Although touch screen technology is seen by many as being a relatively recent development in the arc of digital evolution, the fact is touch screen devices have been around in one form or another for a number of years now.
For instance, the first PDA devices utilised touch-based input to convert ‘handwritten’ text into typed form via a stylus. Indeed, courier companies and mail providers have been using handheld devices of this kind for many years. Touch screen technology has also been a well established feature within industrial work settings for a long time as the robust nature of touch screen monitors and PCs ensures they can withstand the often quite intense environmental conditions far more effectively than traditional keyboard-and-mouse systems.
As successful as these applications were/are, they remained largely ‘under the radar’ and away from the gaze of general society for many years. Suffice to say, this has changed dramatically over the last decade or so. Indeed, touch screens are everywhere these days: from check-in desks at airports and reception areas in doctor’s surgeries to checkout areas in supermarkets and interactive exhibitions at museums. And, lets not forget the plethora of touch screen devices which most people in developed countries use on an everyday basis, like the smartphone and tablet PC.
Far from being ‘under the radar’ touch screen devices are now a ubiquitous, commonplace technology – in short, they are the norm.
The prevalence of touch screen technology can be seen perhaps most clearly in the workplace. As well ,as investing in touch screen monitors and PCs in offices to take take advantage of the increased efficiency and space-saving benefits they afford; many companies now install touch screen PCs in communal staff areas – such as break rooms and canteens – so that staff can access the internet when they are not working. This makes perfect sense as these PCs are ideal for heavy communal use i.e. there’s no need to worry about crisps and soft drinks getting dropped into the keyboard!

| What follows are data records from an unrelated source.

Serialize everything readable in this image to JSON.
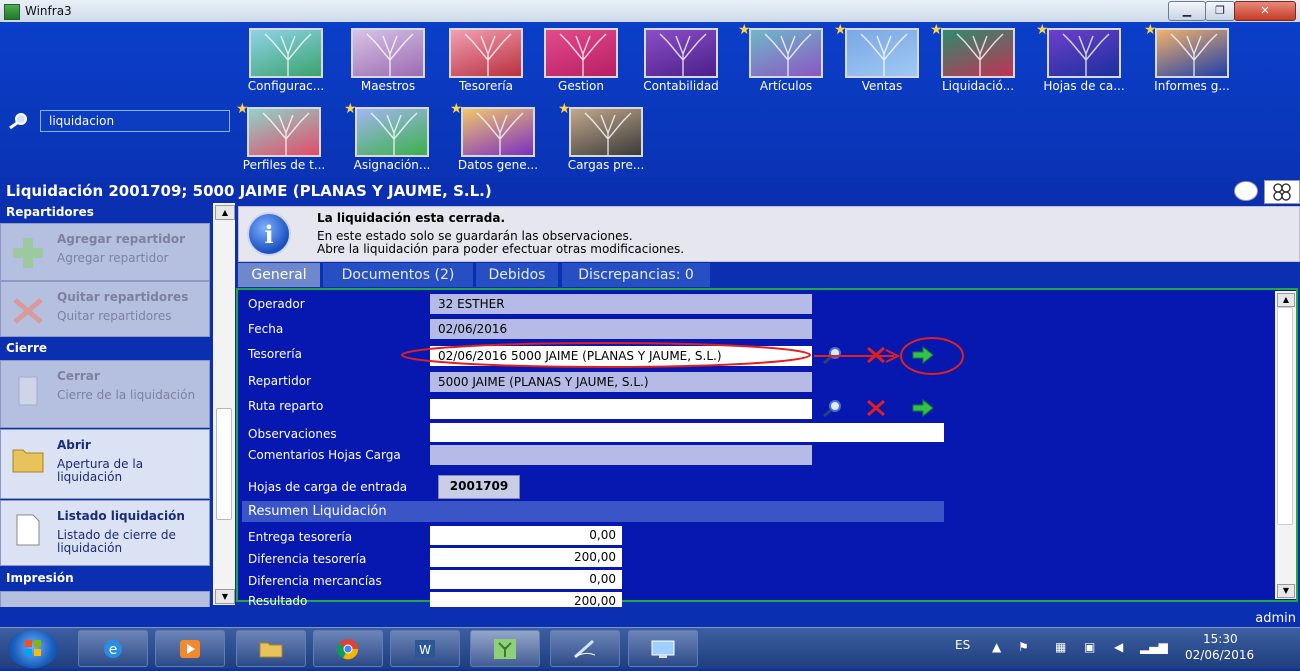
{
  "window": {
    "title": "Winfra3",
    "minimize": "▁",
    "maximize": "❐",
    "close": "✕"
  },
  "search": {
    "value": "liquidacion"
  },
  "tiles_row1": [
    {
      "label": "Configurac...",
      "star": false,
      "c1": "#8fd3e8",
      "c2": "#3aa36d"
    },
    {
      "label": "Maestros",
      "star": false,
      "c1": "#d7c3e8",
      "c2": "#9b6bb0"
    },
    {
      "label": "Tesorería",
      "star": false,
      "c1": "#f3a0b2",
      "c2": "#b82f3f"
    },
    {
      "label": "Gestion",
      "star": false,
      "c1": "#e24b8c",
      "c2": "#b81f63"
    },
    {
      "label": "Contabilidad",
      "star": false,
      "c1": "#8b4fc7",
      "c2": "#4b1f8a"
    },
    {
      "label": "Artículos",
      "star": true,
      "c1": "#6fb8c9",
      "c2": "#8b56c2"
    },
    {
      "label": "Ventas",
      "star": true,
      "c1": "#7ba7e6",
      "c2": "#9fc9f2"
    },
    {
      "label": "Liquidació...",
      "star": true,
      "c1": "#2c8c6f",
      "c2": "#c23255"
    },
    {
      "label": "Hojas de ca...",
      "star": true,
      "c1": "#6e3fc9",
      "c2": "#1a2f9e"
    },
    {
      "label": "Informes g...",
      "star": true,
      "c1": "#f2b26b",
      "c2": "#1e3ea8"
    }
  ],
  "tiles_row2": [
    {
      "label": "Perfiles de t...",
      "star": true,
      "c1": "#8fd3c8",
      "c2": "#e24b6b"
    },
    {
      "label": "Asignación...",
      "star": true,
      "c1": "#a3b6f2",
      "c2": "#3bb04a"
    },
    {
      "label": "Datos gene...",
      "star": true,
      "c1": "#f2c76b",
      "c2": "#7a2fc2"
    },
    {
      "label": "Cargas pre...",
      "star": true,
      "c1": "#c2a88a",
      "c2": "#3a3a3a"
    }
  ],
  "page_title": "Liquidación 2001709; 5000 JAIME (PLANAS Y JAUME, S.L.)",
  "sidebar": {
    "group_repartidores": "Repartidores",
    "add_title": "Agregar repartidor",
    "add_sub": "Agregar repartidor",
    "remove_title": "Quitar repartidores",
    "remove_sub": "Quitar repartidores",
    "group_cierre": "Cierre",
    "close_title": "Cerrar",
    "close_sub": "Cierre de la liquidación",
    "open_title": "Abrir",
    "open_sub": "Apertura de la liquidación",
    "list_title": "Listado liquidación",
    "list_sub": "Listado de cierre de liquidación",
    "group_impresion": "Impresión",
    "scroll_up": "▲",
    "scroll_down": "▼"
  },
  "info": {
    "line1": "La liquidación esta cerrada.",
    "line2": "En este estado solo se guardarán las observaciones.",
    "line3": "Abre la liquidación para poder efectuar otras modificaciones.",
    "icon": "i"
  },
  "tabs": [
    "General",
    "Documentos (2)",
    "Debidos",
    "Discrepancias: 0"
  ],
  "form": {
    "operador_label": "Operador",
    "operador_value": "32 ESTHER",
    "fecha_label": "Fecha",
    "fecha_value": "02/06/2016",
    "tesoreria_label": "Tesorería",
    "tesoreria_value": "02/06/2016 5000 JAIME (PLANAS Y JAUME, S.L.)",
    "repartidor_label": "Repartidor",
    "repartidor_value": "5000 JAIME (PLANAS Y JAUME, S.L.)",
    "ruta_label": "Ruta reparto",
    "ruta_value": "",
    "observaciones_label": "Observaciones",
    "observaciones_value": "",
    "comentarios_label": "Comentarios Hojas Carga",
    "comentarios_value": "",
    "hojas_label": "Hojas de carga de entrada",
    "hojas_value": "2001709"
  },
  "resumen": {
    "header": "Resumen Liquidación",
    "entrega_label": "Entrega tesorería",
    "entrega_value": "0,00",
    "diftes_label": "Diferencia tesorería",
    "diftes_value": "200,00",
    "difmer_label": "Diferencia mercancías",
    "difmer_value": "0,00",
    "resultado_label": "Resultado",
    "resultado_value": "200,00"
  },
  "content_scroll": {
    "up": "▲",
    "down": "▼"
  },
  "status": {
    "user": "admin"
  },
  "taskbar": {
    "lang": "ES",
    "time": "15:30",
    "date": "02/06/2016"
  },
  "colors": {
    "accent": "#0a2fb0",
    "highlight_red": "#e02020",
    "ok_green": "#1ea84a"
  }
}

Another reason why the touch screen PC has become so popular in workplaces is that it is so easy to use. The intuitive nature of touchscreen devices is such that even people with a relatively limited understanding of computers can pick up the gist of a system and get to grips with it in a suitably short amount of time.
So why is this? Why does it seem like touchscreen technology has exploded onto the scene so recently?
Well, the main reason is that touchscreen applications are now a lot more affordable and accessible than they once were. However, it is also significant to note that modern capacitive touch screens are far more versatile and reliable than earlier incarnations and therefore they can recognise more than one touch movement at a time. This allows users to utilise a wide range of different gestures – such as ‘pinching’ and ‘swiping’ rather than just be limited to tapping a finger.
About the author – Bo Heamyan blogs regularly about personal computing and has written extensively about the merits of touchscreen technology for various websites, including Distec.co.uk.